She died in a Miami hospital, said Lorena Oriani, a spokeswoman for her record label, EMI Latin.
She was born in New Jersey to Colombian parents in 1969 and was found to have breast cancer in 2000.
Her greatest hits were "Solo Por Ti" and "Casi," both released in 2003 on the album "Soraya." She was well known for integrating cumbia and flamenco music with her own style of pop-rock.
Soraya recorded in English and Spanish, and was one of the first in a wave of bilingual artists to achieve crossover success in the late '90s. In 1996 she had singles on both the Adult Contemporary and Latin Pop charts.

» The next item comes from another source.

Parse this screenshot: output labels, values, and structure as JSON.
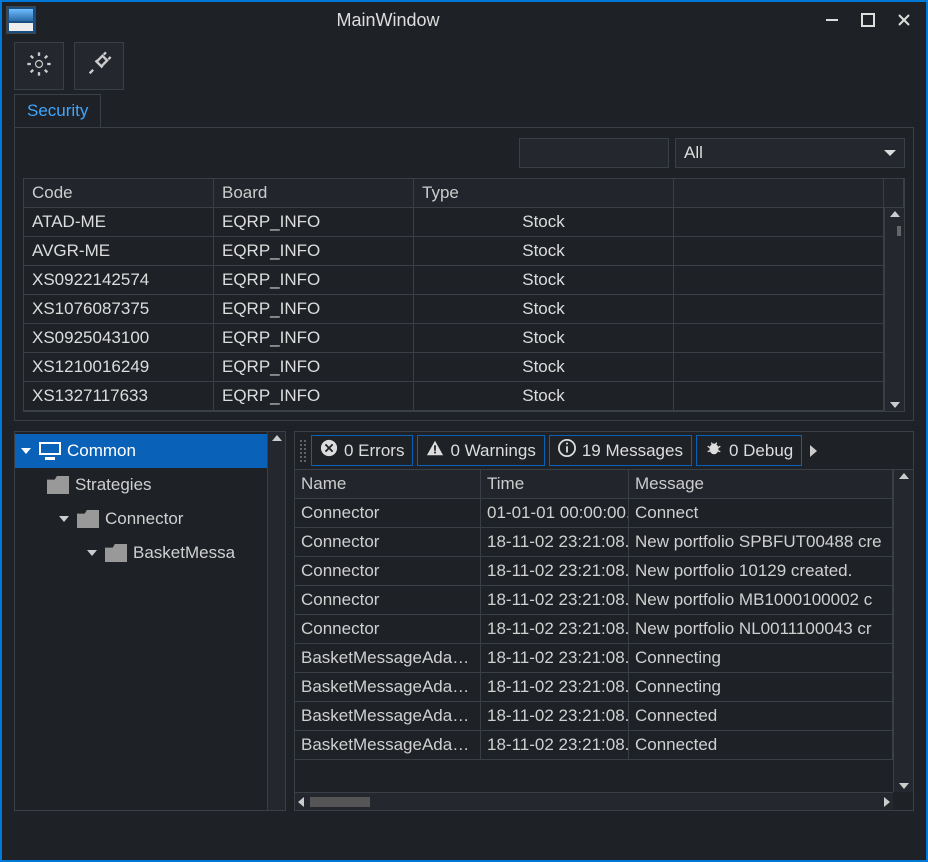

During that phase of her career she opened for artists including Sting, Natalie Merchant, Michael Bolton and Zucchero.
Besides her Latin Grammy in 2004, she won a Billboard Latin Music Spirit of Hope award that year. In 2005 she was nominated for a Latin Grammy for female pop vocal album for "El Otro Lado De Mi."
In a letter posted on her Web site Tuesday in Spanish, she wrote to her fans about her battle with cancer. She said she was sure her life was ending.
"I have not lost this battle, because I know the fight was not in vain," she said. "Instead, it will help end a larger battle, which is early detection to prevent this terrible disease."
Soraya's mother, grandmother and an aunt died of breast cancer, which encouraged her to inform Hispanic women about the disease. She joined the Susan G. Komen Breast Cancer Foundation and traveled all over Latin America to inform women about early breast cancer detection.
Soraya recorded "Por Ser Quien Soy" ("For Being Who I Am"), a song that reflects her experience with the disease.